A Clockwork Orange


Anthony Burgess's novel "A Clockwork Orange" is one of those books whose appeal is mostly derived from its ingenious use of language. Accordingly, any visual interpretation stands to lose much of the impact of the original work. However, with a visionary like Stanley Kubrick at the helm, the results can be equally great in a different way.


Kubrick wrote the screenplay himself and he managed to retain enough of the book's unique language to give the film a sense of the novel's style. Burgess wasn't happy that Kubrick dropped the events of the final chapter of his novel but I feel that movie's ending is more effective. Overall, a challenging adaptation for which Kubrick was rightly rewarded with an Oscar nomination.


As for the direction (also Oscar-nominated), Kubrick delivered a typically outstanding effort. His direction is arguably as dexterous as Burgess's prose. The cinematography is also stunning while the score, which is rife with classical music, is memorable as well.

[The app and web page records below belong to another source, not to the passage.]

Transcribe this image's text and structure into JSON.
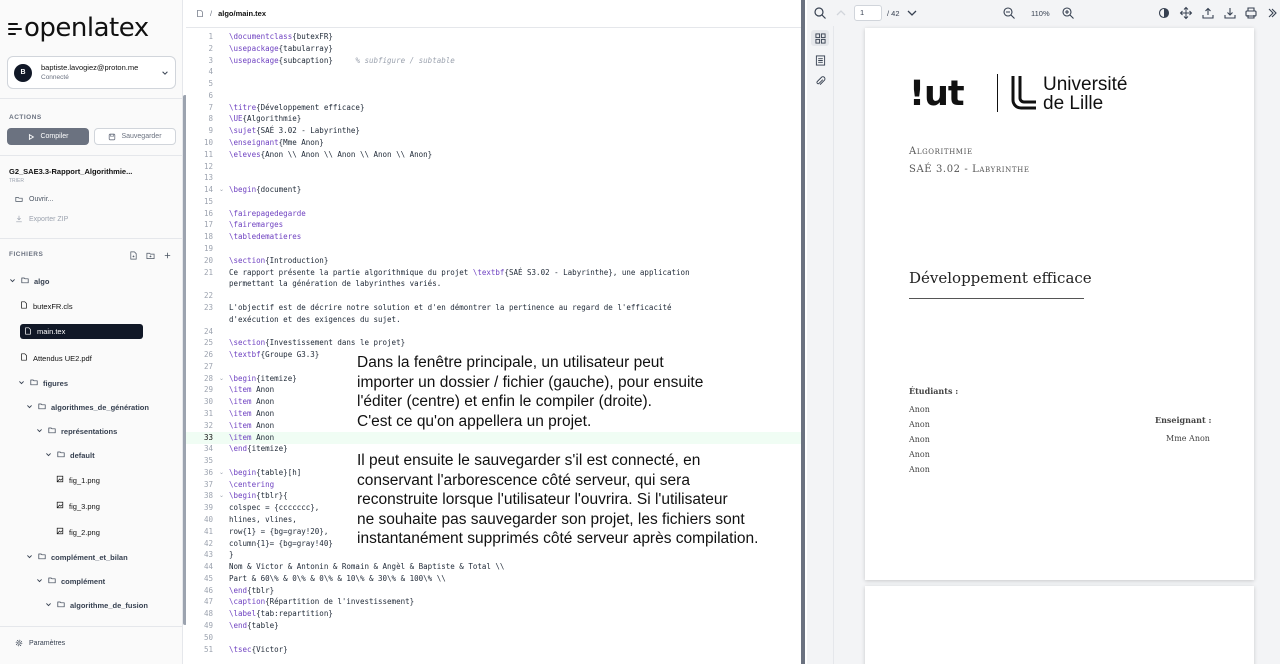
{
  "app": {
    "logo_text": "openlatex"
  },
  "account": {
    "initial": "B",
    "email": "baptiste.lavogiez@proton.me",
    "status": "Connecté"
  },
  "actions": {
    "label": "ACTIONS",
    "compile": "Compiler",
    "save": "Sauvegarder"
  },
  "project": {
    "name": "G2_SAE3.3-Rapport_Algorithmie...",
    "subtitle": "TRIER",
    "open": "Ouvrir...",
    "export": "Exporter ZIP"
  },
  "files": {
    "label": "FICHIERS",
    "tree": [
      {
        "name": "algo",
        "type": "dir"
      },
      {
        "name": "butexFR.cls",
        "type": "file"
      },
      {
        "name": "main.tex",
        "type": "file",
        "active": true
      },
      {
        "name": "Attendus UE2.pdf",
        "type": "file"
      },
      {
        "name": "figures",
        "type": "dir"
      },
      {
        "name": "algorithmes_de_génération",
        "type": "dir"
      },
      {
        "name": "représentations",
        "type": "dir"
      },
      {
        "name": "default",
        "type": "dir"
      },
      {
        "name": "fig_1.png",
        "type": "image"
      },
      {
        "name": "fig_3.png",
        "type": "image"
      },
      {
        "name": "fig_2.png",
        "type": "image"
      },
      {
        "name": "complément_et_bilan",
        "type": "dir"
      },
      {
        "name": "complément",
        "type": "dir"
      },
      {
        "name": "algorithme_de_fusion",
        "type": "dir"
      }
    ]
  },
  "settings": {
    "label": "Paramètres"
  },
  "editor": {
    "path_sep": "/",
    "path": "algo/main.tex",
    "current_line": "33",
    "lines": [
      {
        "n": "1",
        "t": "\\documentclass{butexFR}"
      },
      {
        "n": "2",
        "t": "\\usepackage{tabularray}"
      },
      {
        "n": "3",
        "t": "\\usepackage{subcaption}     % subfigure / subtable"
      },
      {
        "n": "4",
        "t": ""
      },
      {
        "n": "5",
        "t": ""
      },
      {
        "n": "6",
        "t": ""
      },
      {
        "n": "7",
        "t": "\\titre{Développement efficace}"
      },
      {
        "n": "8",
        "t": "\\UE{Algorithmie}"
      },
      {
        "n": "9",
        "t": "\\sujet{SAÉ 3.02 - Labyrinthe}"
      },
      {
        "n": "10",
        "t": "\\enseignant{Mme Anon}"
      },
      {
        "n": "11",
        "t": "\\eleves{Anon \\\\ Anon \\\\ Anon \\\\ Anon \\\\ Anon}"
      },
      {
        "n": "12",
        "t": ""
      },
      {
        "n": "13",
        "t": ""
      },
      {
        "n": "14",
        "t": "\\begin{document}"
      },
      {
        "n": "15",
        "t": ""
      },
      {
        "n": "16",
        "t": "\\fairepagedegarde"
      },
      {
        "n": "17",
        "t": "\\fairemarges"
      },
      {
        "n": "18",
        "t": "\\tabledematieres"
      },
      {
        "n": "19",
        "t": ""
      },
      {
        "n": "20",
        "t": "\\section{Introduction}"
      },
      {
        "n": "21",
        "t": "Ce rapport présente la partie algorithmique du projet \\textbf{SAÉ S3.02 - Labyrinthe}, une application"
      },
      {
        "n": "",
        "t": "permettant la génération de labyrinthes variés."
      },
      {
        "n": "22",
        "t": ""
      },
      {
        "n": "23",
        "t": "L'objectif est de décrire notre solution et d'en démontrer la pertinence au regard de l'efficacité"
      },
      {
        "n": "",
        "t": "d'exécution et des exigences du sujet."
      },
      {
        "n": "24",
        "t": ""
      },
      {
        "n": "25",
        "t": "\\section{Investissement dans le projet}"
      },
      {
        "n": "26",
        "t": "\\textbf{Groupe G3.3}"
      },
      {
        "n": "27",
        "t": ""
      },
      {
        "n": "28",
        "t": "\\begin{itemize}"
      },
      {
        "n": "29",
        "t": "\\item Anon"
      },
      {
        "n": "30",
        "t": "\\item Anon"
      },
      {
        "n": "31",
        "t": "\\item Anon"
      },
      {
        "n": "32",
        "t": "\\item Anon"
      },
      {
        "n": "33",
        "t": "\\item Anon"
      },
      {
        "n": "34",
        "t": "\\end{itemize}"
      },
      {
        "n": "35",
        "t": ""
      },
      {
        "n": "36",
        "t": "\\begin{table}[h]"
      },
      {
        "n": "37",
        "t": "\\centering"
      },
      {
        "n": "38",
        "t": "\\begin{tblr}{"
      },
      {
        "n": "39",
        "t": "colspec = {ccccccc},"
      },
      {
        "n": "40",
        "t": "hlines, vlines,"
      },
      {
        "n": "41",
        "t": "row{1} = {bg=gray!20},"
      },
      {
        "n": "42",
        "t": "column{1}= {bg=gray!40}"
      },
      {
        "n": "43",
        "t": "}"
      },
      {
        "n": "44",
        "t": "Nom & Victor & Antonin & Romain & Angèl & Baptiste & Total \\\\"
      },
      {
        "n": "45",
        "t": "Part & 60\\% & 0\\% & 0\\% & 10\\% & 30\\% & 100\\% \\\\"
      },
      {
        "n": "46",
        "t": "\\end{tblr}"
      },
      {
        "n": "47",
        "t": "\\caption{Répartition de l'investissement}"
      },
      {
        "n": "48",
        "t": "\\label{tab:repartition}"
      },
      {
        "n": "49",
        "t": "\\end{table}"
      },
      {
        "n": "50",
        "t": ""
      },
      {
        "n": "51",
        "t": "\\tsec{Victor}"
      }
    ]
  },
  "overlay": {
    "para1": "Dans la fenêtre principale, un utilisateur peut\nimporter un dossier / fichier (gauche), pour ensuite\nl'éditer (centre) et enfin le compiler (droite).\nC'est ce qu'on appellera un projet.",
    "para2": "Il peut ensuite le sauvegarder s'il est connecté, en\nconservant l'arborescence côté serveur, qui sera\nreconstruite lorsque l'utilisateur l'ouvrira. Si l'utilisateur\nne souhaite pas sauvegarder son projet, les fichiers sont\ninstantanément supprimés côté serveur après compilation."
  },
  "pdf": {
    "page": "1",
    "total": "/ 42",
    "zoom": "110%",
    "page1": {
      "logo_iut": "!ut",
      "logo_univ_line1": "Université",
      "logo_univ_line2": "de Lille",
      "ue": "Algorithmie",
      "sujet": "SAÉ 3.02 - Labyrinthe",
      "title": "Développement efficace",
      "students_label": "Étudiants :",
      "students": [
        "Anon",
        "Anon",
        "Anon",
        "Anon",
        "Anon"
      ],
      "teacher_label": "Enseignant :",
      "teacher": "Mme Anon"
    }
  },
  "colors": {
    "active_file_bg": "#111827",
    "latex_command": "#6f42c1",
    "current_line": "#f0fdf4"
  }
}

As far as acting goes, this is Malcolm McDowell's picture. That's not to say that the supporting actors are forgettable (they aren't); he just delivers a towering performance that few could hope to match. The fact that he was denied an Oscar nomination for his work is nothing short of mind-boggling.


Ultimately, "A Clockwork Orange" succeeds both as entertainment and as a piece of art. The novel is a tough yardstick to measure up to but Kubrick accomplished the task mainly by remaining true to the source but also by adding a few touches of his own. I highly recommend it as one of the best films of the seventies.